On the precipice
Species which exist in fragmented, isolated and reduced populations have elevated extinction risk. Not only are they more susceptible to demographic and environmental stochasticity, which can easily wipe out small populations, but they also suffer from a range of genetic impacts. Notably, populations often lose significant amounts of genetic diversity as they reduce in size, potentially losing important adaptive diversity enabling them to respond to current and future environmental change. At the same time, random genetic drift becomes stronger relative to natural selection, reducing the efficacy of selection to be able to increase the frequency of favourable alleles and reduce the frequency of maladaptive ones. Together, these impacts create feedback loops which hasten the decline into the extinction vortex.
From genotype to phenotype

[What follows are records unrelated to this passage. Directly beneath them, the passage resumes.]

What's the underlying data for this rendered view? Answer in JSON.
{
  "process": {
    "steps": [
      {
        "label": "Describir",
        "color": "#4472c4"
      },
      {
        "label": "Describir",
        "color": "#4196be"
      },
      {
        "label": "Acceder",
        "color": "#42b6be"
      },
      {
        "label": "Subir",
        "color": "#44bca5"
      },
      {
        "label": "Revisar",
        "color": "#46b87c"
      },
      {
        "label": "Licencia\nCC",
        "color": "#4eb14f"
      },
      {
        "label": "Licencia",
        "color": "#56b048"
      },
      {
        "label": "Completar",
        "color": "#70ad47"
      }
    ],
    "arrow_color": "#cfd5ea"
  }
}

One fundamental aspect of conservation and evolution research is the implicit connection between genetic variation, phenotypic characteristics, and their influence on Darwinian fitness. Genetic diversity underpins many aspects of the adaptive potential of a population, and many of the fundamental concepts of the field rely on the assumed connection between genetic and phenotypic characteristics. But this connection is neither straightforward, nor always predictable.

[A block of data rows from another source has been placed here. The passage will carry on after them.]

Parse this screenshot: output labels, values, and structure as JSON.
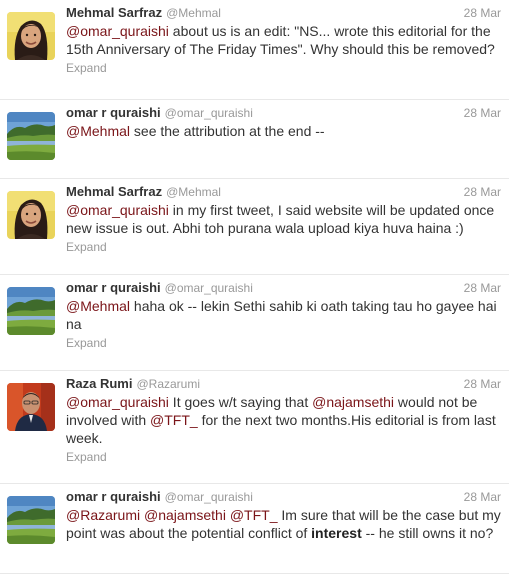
{
  "tweets": [
    {
      "name": "Mehmal Sarfraz",
      "handle": "@Mehmal",
      "time": "28 Mar",
      "avatar": "woman-portrait",
      "parts": [
        {
          "t": "@omar_quraishi",
          "k": "mention"
        },
        {
          "t": " about us is an edit: \"NS... wrote this editorial for the 15th Anniversary of The Friday Times\".  Why should this be removed?",
          "k": "text"
        }
      ],
      "expand": "Expand"
    },
    {
      "name": "omar r quraishi",
      "handle": "@omar_quraishi",
      "time": "28 Mar",
      "avatar": "landscape",
      "parts": [
        {
          "t": "@Mehmal",
          "k": "mention"
        },
        {
          "t": " see the attribution at the end --",
          "k": "text"
        }
      ]
    },
    {
      "name": "Mehmal Sarfraz",
      "handle": "@Mehmal",
      "time": "28 Mar",
      "avatar": "woman-portrait",
      "parts": [
        {
          "t": "@omar_quraishi",
          "k": "mention"
        },
        {
          "t": " in my first tweet, I said website will be updated once new issue is out. Abhi toh purana wala upload kiya huva haina :)",
          "k": "text"
        }
      ],
      "expand": "Expand"
    },
    {
      "name": "omar r quraishi",
      "handle": "@omar_quraishi",
      "time": "28 Mar",
      "avatar": "landscape",
      "parts": [
        {
          "t": "@Mehmal",
          "k": "mention"
        },
        {
          "t": " haha ok -- lekin Sethi sahib ki oath taking tau ho gayee hai na",
          "k": "text"
        }
      ],
      "expand": "Expand"
    },
    {
      "name": "Raza Rumi",
      "handle": "@Razarumi",
      "time": "28 Mar",
      "avatar": "man-portrait",
      "parts": [
        {
          "t": "@omar_quraishi",
          "k": "mention"
        },
        {
          "t": " It goes w/t saying that ",
          "k": "text"
        },
        {
          "t": "@najamsethi",
          "k": "mention"
        },
        {
          "t": " would not be involved with ",
          "k": "text"
        },
        {
          "t": "@TFT_",
          "k": "mention"
        },
        {
          "t": " for the next two months.His editorial is from last week.",
          "k": "text"
        }
      ],
      "expand": "Expand"
    },
    {
      "name": "omar r quraishi",
      "handle": "@omar_quraishi",
      "time": "28 Mar",
      "avatar": "landscape",
      "parts": [
        {
          "t": "@Razarumi",
          "k": "mention"
        },
        {
          "t": " ",
          "k": "text"
        },
        {
          "t": "@najamsethi",
          "k": "mention"
        },
        {
          "t": " ",
          "k": "text"
        },
        {
          "t": "@TFT_",
          "k": "mention"
        },
        {
          "t": " Im sure that will be the case but my point was about the potential conflict of ",
          "k": "text"
        },
        {
          "t": "interest",
          "k": "bold"
        },
        {
          "t": " -- he still owns it no?",
          "k": "text"
        }
      ]
    }
  ]
}
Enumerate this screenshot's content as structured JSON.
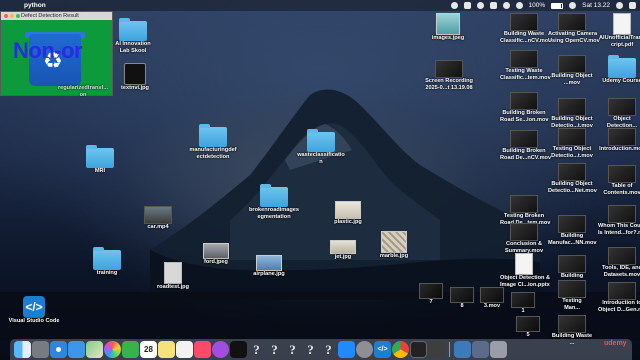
{
  "menubar": {
    "app_name": "python",
    "status": {
      "battery": "100%",
      "clock": "Sat 13.22"
    },
    "colors": {
      "bar": "#14182299"
    }
  },
  "python_window": {
    "title": "Defect Detection Result",
    "overlay_text": "Non-or",
    "colors": {
      "background": "#0c9a3d",
      "bin": "#1f6ad2",
      "text": "#2828e6"
    }
  },
  "desktop_icons": {
    "ai_innovation": {
      "label_1": "AI Innovation",
      "label_2": "Lab Skool"
    },
    "textnvi": {
      "label": "textnvi.jpg"
    },
    "regularized": {
      "label_1": "regularizedtransf...",
      "label_2": "on"
    },
    "images_jpeg": {
      "label": "images.jpeg"
    },
    "screen_recording": {
      "label_1": "Screen Recording",
      "label_2": "2025-0...t 13.19.08"
    },
    "manufacturing": {
      "label_1": "manufacturingdef",
      "label_2": "ectdetection"
    },
    "wasteclassification": {
      "label_1": "wasteclassificatio",
      "label_2": "n"
    },
    "mri": {
      "label": "MRI"
    },
    "brokenroad": {
      "label_1": "brokenroadimages",
      "label_2": "egmentation"
    },
    "car": {
      "label": "car.mp4"
    },
    "plastic": {
      "label": "plastic.jpg"
    },
    "jet": {
      "label": "jet.jpg"
    },
    "marble": {
      "label": "marble.jpg"
    },
    "ford": {
      "label": "ford.jpeg"
    },
    "airplane": {
      "label": "airplane.jpg"
    },
    "training": {
      "label": "training"
    },
    "roadtest": {
      "label": "roadtest.jpg"
    },
    "vscode": {
      "label": "Visual Studio Code"
    }
  },
  "right_column": [
    {
      "label_1": "Building Waste",
      "label_2": "Classific...nCV.mov"
    },
    {
      "label_1": "Activating Camera",
      "label_2": "Using OpenCV.mov"
    },
    {
      "label_1": "AIUnofficialTrans",
      "label_2": "cript.pdf"
    },
    {
      "label_1": "Testing Waste",
      "label_2": "Classific...tem.mov"
    },
    {
      "label_1": "Building Object",
      "label_2": "...mov"
    },
    {
      "label_1": "Udemy Course",
      "label_2": ""
    },
    {
      "label_1": "Building Broken",
      "label_2": "Road Se...ion.mov"
    },
    {
      "label_1": "Building Object",
      "label_2": "Detectio...t.mov"
    },
    {
      "label_1": "Object",
      "label_2": "Detection..."
    },
    {
      "label_1": "Building Broken",
      "label_2": "Road De...nCV.mov"
    },
    {
      "label_1": "Testing Object",
      "label_2": "Detectio...t.mov"
    },
    {
      "label_1": "Introduction.mov",
      "label_2": ""
    },
    {
      "label_1": "Building Object",
      "label_2": "Detectio...Net.mov"
    },
    {
      "label_1": "Table of",
      "label_2": "Contents.mov"
    },
    {
      "label_1": "Testing Broken",
      "label_2": "Road De...tem.mov"
    },
    {
      "label_1": "Conclusion &",
      "label_2": "Summary.mov"
    },
    {
      "label_1": "Building",
      "label_2": "Manufac...NN.mov"
    },
    {
      "label_1": "Whom This Course",
      "label_2": "Is Intend...for?.mov"
    },
    {
      "label_1": "Object Detection &",
      "label_2": "Image Cl...ion.pptx"
    },
    {
      "label_1": "Building",
      "label_2": "..."
    },
    {
      "label_1": "Tools, IDE, and",
      "label_2": "Datasets.mov"
    },
    {
      "label_1": "Testing",
      "label_2": "Man..."
    },
    {
      "label_1": "Introduction to",
      "label_2": "Object D...Gen.mov"
    },
    {
      "label_1": "Building Waste",
      "label_2": "..."
    }
  ],
  "bottom_row": [
    {
      "label": "7"
    },
    {
      "label": "8"
    },
    {
      "label": "3.mov"
    },
    {
      "label": "1"
    },
    {
      "label": "5"
    }
  ],
  "dock": {
    "items": [
      "finder-icon",
      "launchpad-icon",
      "safari-icon",
      "mail-icon",
      "maps-icon",
      "photos-icon",
      "facetime-icon",
      "calendar-icon",
      "notes-icon",
      "reminders-icon",
      "music-icon",
      "podcasts-icon",
      "tv-icon",
      "unknown-app-1",
      "unknown-app-2",
      "unknown-app-3",
      "unknown-app-4",
      "unknown-app-5",
      "appstore-icon",
      "settings-icon",
      "vscode-icon",
      "chrome-icon",
      "terminal-icon",
      "screenshot-icon",
      "python-icon",
      "trash-icon"
    ],
    "calendar_day": "28",
    "unknown_glyph": "?"
  },
  "watermark": "udemy"
}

Predicting the future for biodiversity
Conservation biology is frequently referred to as a “crisis discipline“, a status which doesn’t appear to be changing any time soon. Like any response to a crisis, biologists of all walks of life operate under a prioritisation scheme – how can our finite resources be best utilised to save as much biodiversity as possible? This approach requires some knowledge of both current vulnerability and future threat – we need to focus our efforts on those populations and species which are most at-risk of extinction in the near (often immediate) future.

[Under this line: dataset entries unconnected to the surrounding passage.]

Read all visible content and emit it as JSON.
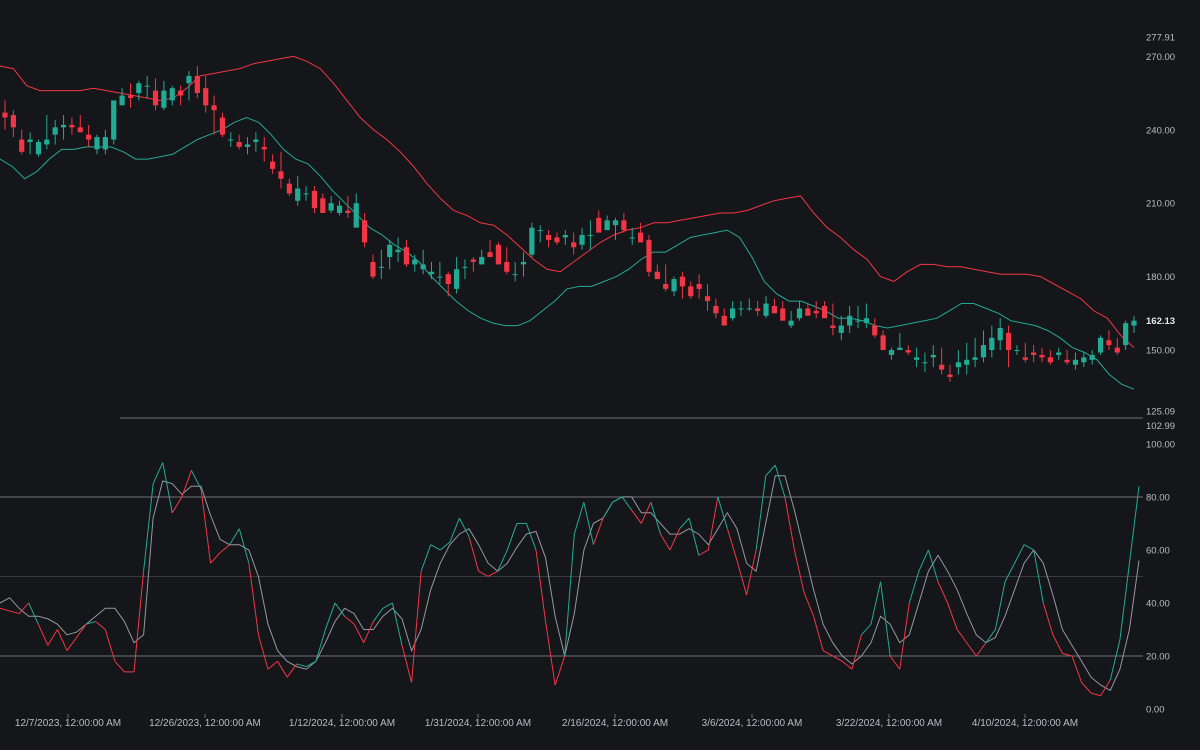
{
  "colors": {
    "background": "#151619",
    "up": "#22ab94",
    "down": "#f23645",
    "upper_band": "#f23645",
    "lower_band": "#22ab94",
    "k_up": "#22ab94",
    "k_down": "#f23645",
    "d_line": "#9598a1",
    "level_line": "#787b86"
  },
  "chart_data": [
    {
      "type": "candlestick",
      "panel": "price",
      "y_ticks": [
        "277.91",
        "270.00",
        "240.00",
        "210.00",
        "180.00",
        "150.00",
        "125.09"
      ],
      "ylim": [
        125.09,
        277.91
      ],
      "last_price_label": "162.13",
      "ohlc": [
        [
          247,
          252,
          240,
          245
        ],
        [
          246,
          248,
          237,
          241
        ],
        [
          236,
          240,
          230,
          231
        ],
        [
          235,
          239,
          230,
          236
        ],
        [
          230,
          236,
          229,
          235
        ],
        [
          234,
          246,
          232,
          236
        ],
        [
          238,
          244,
          234,
          241
        ],
        [
          241,
          246,
          236,
          242
        ],
        [
          242,
          245,
          238,
          241
        ],
        [
          241,
          246,
          239,
          239
        ],
        [
          238,
          242,
          233,
          236
        ],
        [
          232,
          238,
          230,
          237
        ],
        [
          232,
          240,
          230,
          237
        ],
        [
          236,
          250,
          234,
          252
        ],
        [
          250,
          257,
          250,
          254
        ],
        [
          254,
          259,
          249,
          253
        ],
        [
          255,
          260,
          252,
          259
        ],
        [
          258,
          262,
          253,
          258
        ],
        [
          256,
          261,
          248,
          250
        ],
        [
          249,
          260,
          248,
          256
        ],
        [
          252,
          258,
          250,
          257
        ],
        [
          256,
          258,
          250,
          254
        ],
        [
          259,
          264,
          252,
          262
        ],
        [
          262,
          266,
          253,
          255
        ],
        [
          257,
          262,
          247,
          250
        ],
        [
          250,
          254,
          238,
          248
        ],
        [
          245,
          247,
          237,
          238
        ],
        [
          236,
          239,
          233,
          236
        ],
        [
          235,
          238,
          232,
          233
        ],
        [
          233,
          237,
          230,
          234
        ],
        [
          235,
          239,
          231,
          236
        ],
        [
          233,
          237,
          227,
          232
        ],
        [
          227,
          230,
          222,
          224
        ],
        [
          223,
          231,
          216,
          220
        ],
        [
          218,
          220,
          213,
          214
        ],
        [
          211,
          221,
          209,
          216
        ],
        [
          214,
          217,
          211,
          214
        ],
        [
          215,
          217,
          206,
          208
        ],
        [
          212,
          214,
          208,
          206
        ],
        [
          207,
          213,
          206,
          210
        ],
        [
          206,
          211,
          205,
          209
        ],
        [
          207,
          213,
          204,
          206
        ],
        [
          200,
          214,
          204,
          210
        ],
        [
          203,
          206,
          192,
          194
        ],
        [
          186,
          189,
          179,
          180
        ],
        [
          184,
          191,
          179,
          184
        ],
        [
          188,
          195,
          183,
          193
        ],
        [
          190,
          196,
          186,
          191
        ],
        [
          192,
          195,
          184,
          185
        ],
        [
          185,
          189,
          182,
          187
        ],
        [
          183,
          191,
          181,
          185
        ],
        [
          181,
          186,
          179,
          182
        ],
        [
          180,
          186,
          177,
          180
        ],
        [
          181,
          182,
          172,
          177
        ],
        [
          175,
          188,
          173,
          183
        ],
        [
          184,
          187,
          179,
          184
        ],
        [
          187,
          188,
          182,
          186
        ],
        [
          185,
          191,
          185,
          188
        ],
        [
          190,
          195,
          189,
          188
        ],
        [
          193,
          194,
          187,
          185
        ],
        [
          186,
          192,
          181,
          182
        ],
        [
          181,
          186,
          178,
          181
        ],
        [
          185,
          190,
          180,
          186
        ],
        [
          189,
          202,
          188,
          200
        ],
        [
          199,
          201,
          194,
          199
        ],
        [
          197,
          199,
          192,
          195
        ],
        [
          196,
          198,
          193,
          194
        ],
        [
          196,
          199,
          193,
          197
        ],
        [
          194,
          198,
          189,
          192
        ],
        [
          193,
          200,
          191,
          197
        ],
        [
          197,
          203,
          191,
          197
        ],
        [
          204,
          207,
          200,
          198
        ],
        [
          199,
          205,
          199,
          203
        ],
        [
          201,
          204,
          195,
          203
        ],
        [
          203,
          206,
          198,
          199
        ],
        [
          196,
          200,
          193,
          196
        ],
        [
          198,
          202,
          195,
          194
        ],
        [
          195,
          197,
          180,
          182
        ],
        [
          182,
          185,
          179,
          179
        ],
        [
          177,
          185,
          174,
          175
        ],
        [
          174,
          180,
          172,
          179
        ],
        [
          180,
          182,
          171,
          176
        ],
        [
          176,
          178,
          171,
          172
        ],
        [
          177,
          181,
          171,
          175
        ],
        [
          172,
          177,
          166,
          170
        ],
        [
          168,
          171,
          163,
          165
        ],
        [
          164,
          167,
          161,
          160
        ],
        [
          163,
          170,
          162,
          167
        ],
        [
          167,
          170,
          164,
          167
        ],
        [
          167,
          171,
          166,
          167
        ],
        [
          167,
          170,
          164,
          166
        ],
        [
          164,
          172,
          163,
          169
        ],
        [
          168,
          171,
          166,
          165
        ],
        [
          167,
          170,
          163,
          162
        ],
        [
          160,
          166,
          159,
          162
        ],
        [
          163,
          170,
          162,
          167
        ],
        [
          167,
          169,
          165,
          164
        ],
        [
          166,
          170,
          163,
          165
        ],
        [
          168,
          170,
          164,
          163
        ],
        [
          160,
          169,
          156,
          159
        ],
        [
          157,
          164,
          154,
          160
        ],
        [
          160,
          168,
          157,
          164
        ],
        [
          162,
          168,
          159,
          162
        ],
        [
          161,
          169,
          159,
          163
        ],
        [
          160,
          163,
          155,
          156
        ],
        [
          156,
          158,
          152,
          150
        ],
        [
          148,
          151,
          146,
          150
        ],
        [
          150,
          157,
          150,
          151
        ],
        [
          150,
          152,
          148,
          149
        ],
        [
          146,
          151,
          143,
          147
        ],
        [
          145,
          149,
          141,
          145
        ],
        [
          147,
          152,
          143,
          148
        ],
        [
          144,
          151,
          140,
          142
        ],
        [
          140,
          144,
          137,
          139
        ],
        [
          143,
          150,
          140,
          145
        ],
        [
          144,
          153,
          140,
          146
        ],
        [
          146,
          155,
          143,
          147
        ],
        [
          147,
          158,
          145,
          152
        ],
        [
          150,
          160,
          147,
          155
        ],
        [
          154,
          163,
          150,
          159
        ],
        [
          157,
          160,
          143,
          150
        ],
        [
          150,
          152,
          148,
          150
        ],
        [
          147,
          153,
          145,
          146
        ],
        [
          149,
          152,
          145,
          148
        ],
        [
          148,
          151,
          145,
          147
        ],
        [
          147,
          150,
          144,
          145
        ],
        [
          148,
          151,
          146,
          149
        ],
        [
          146,
          150,
          144,
          145
        ],
        [
          144,
          149,
          142,
          146
        ],
        [
          145,
          149,
          143,
          147
        ],
        [
          146,
          150,
          144,
          148
        ],
        [
          149,
          156,
          148,
          155
        ],
        [
          154,
          158,
          150,
          152
        ],
        [
          151,
          155,
          148,
          149
        ],
        [
          152,
          162,
          150,
          161
        ],
        [
          160,
          164,
          157,
          162
        ]
      ],
      "upper_band": [
        266,
        265,
        258,
        256,
        256,
        256,
        256,
        257,
        256,
        255,
        254,
        253,
        252,
        253,
        257,
        262,
        263,
        264,
        265,
        267,
        268,
        269,
        270,
        268,
        265,
        259,
        252,
        245,
        240,
        236,
        231,
        225,
        218,
        212,
        207,
        205,
        202,
        201,
        197,
        192,
        187,
        183,
        182,
        186,
        190,
        194,
        197,
        199,
        200,
        202,
        202,
        203,
        204,
        205,
        206,
        206,
        207,
        209,
        211,
        212,
        213,
        206,
        200,
        196,
        191,
        187,
        180,
        178,
        182,
        185,
        185,
        184,
        184,
        183,
        182,
        181,
        181,
        181,
        180,
        177,
        174,
        171,
        166,
        163,
        156,
        151
      ],
      "lower_band": [
        228,
        225,
        220,
        223,
        228,
        232,
        232,
        233,
        233,
        233,
        231,
        228,
        228,
        229,
        230,
        233,
        236,
        238,
        240,
        243,
        245,
        243,
        238,
        232,
        228,
        226,
        221,
        215,
        210,
        205,
        200,
        197,
        193,
        190,
        186,
        180,
        175,
        170,
        166,
        163,
        161,
        160,
        160,
        162,
        166,
        170,
        175,
        176,
        176,
        178,
        180,
        183,
        187,
        190,
        190,
        193,
        196,
        197,
        198,
        199,
        196,
        188,
        178,
        173,
        170,
        170,
        168,
        166,
        163,
        163,
        162,
        160,
        159,
        160,
        161,
        162,
        163,
        166,
        169,
        169,
        167,
        165,
        162,
        161,
        160,
        158,
        155,
        151,
        149,
        146,
        140,
        136,
        134
      ]
    },
    {
      "type": "line",
      "panel": "stochastic",
      "y_ticks": [
        "102.99",
        "100.00",
        "80.00",
        "60.00",
        "40.00",
        "20.00",
        "0.00"
      ],
      "ylim": [
        0,
        102.99
      ],
      "levels": [
        80,
        50,
        20
      ],
      "series": [
        {
          "values": [
            38,
            37,
            36,
            40,
            32,
            24,
            30,
            22,
            27,
            32,
            33,
            30,
            18,
            14,
            14,
            52,
            85,
            93,
            74,
            80,
            90,
            83,
            55,
            59,
            62,
            68,
            55,
            28,
            15,
            18,
            12,
            17,
            16,
            18,
            30,
            40,
            35,
            32,
            25,
            33,
            38,
            40,
            24,
            10,
            52,
            62,
            60,
            63,
            72,
            65,
            52,
            50,
            52,
            60,
            70,
            70,
            60,
            33,
            9,
            20,
            66,
            78,
            62,
            72,
            78,
            80,
            75,
            70,
            78,
            66,
            60,
            68,
            72,
            58,
            60,
            80,
            68,
            56,
            43,
            60,
            88,
            92,
            80,
            60,
            44,
            35,
            22,
            20,
            18,
            15,
            28,
            32,
            48,
            20,
            15,
            40,
            52,
            60,
            48,
            40,
            30,
            25,
            20,
            25,
            30,
            48,
            55,
            62,
            60,
            40,
            28,
            21,
            20,
            10,
            6,
            5,
            11,
            26,
            55,
            84
          ]
        },
        {
          "values": [
            40,
            42,
            38,
            35,
            35,
            34,
            32,
            28,
            29,
            32,
            35,
            38,
            38,
            33,
            25,
            28,
            72,
            86,
            85,
            81,
            84,
            84,
            73,
            64,
            62,
            62,
            60,
            50,
            32,
            22,
            18,
            16,
            15,
            18,
            25,
            33,
            38,
            36,
            30,
            30,
            35,
            38,
            34,
            22,
            30,
            45,
            55,
            62,
            66,
            68,
            62,
            55,
            52,
            55,
            61,
            66,
            67,
            57,
            35,
            20,
            36,
            60,
            70,
            72,
            78,
            80,
            80,
            74,
            74,
            70,
            66,
            66,
            68,
            66,
            62,
            68,
            74,
            68,
            55,
            52,
            70,
            88,
            88,
            75,
            60,
            45,
            32,
            25,
            20,
            17,
            20,
            25,
            35,
            32,
            25,
            28,
            40,
            52,
            58,
            52,
            45,
            36,
            28,
            25,
            27,
            35,
            45,
            55,
            60,
            55,
            43,
            30,
            24,
            18,
            12,
            9,
            7,
            15,
            30,
            56
          ]
        }
      ]
    }
  ],
  "x_axis": {
    "labels": [
      "12/7/2023, 12:00:00 AM",
      "12/26/2023, 12:00:00 AM",
      "1/12/2024, 12:00:00 AM",
      "1/31/2024, 12:00:00 AM",
      "2/16/2024, 12:00:00 AM",
      "3/6/2024, 12:00:00 AM",
      "3/22/2024, 12:00:00 AM",
      "4/10/2024, 12:00:00 AM"
    ]
  }
}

Of alleles and selection
If you’ve read this blog more than once before, you’re probably sick of hearing about how genetic variation underlies adaptation. It’s probably the most central theme of this blog, and similarly one of the biggest components of contemporary biology. We’ve talked about different types of selection; different types of genes; different ways genes and selection can interact. And believe it or not, there’s still heaps to talk about! Continue reading
In the previous post on The G-CAT, we talked about the role of maladaptation in the evolution of populations and species, and how this might impact their future. To summarise, maladaptation is the process (or trait responsible for) which causes a reduction in the fitness. As we discussed, this can come about a number of ways – such as from a shift in the selective environment or from fitness trade-offs in traits over time – and predominantly impacts on species by reducing their capacity to adapt. Particularly, this is important for small populations or those lacking in genetic diversity, which are already at risk of entering an extinction vortex and lack the capability to respond well to extreme selective changes (such as contemporary climate change).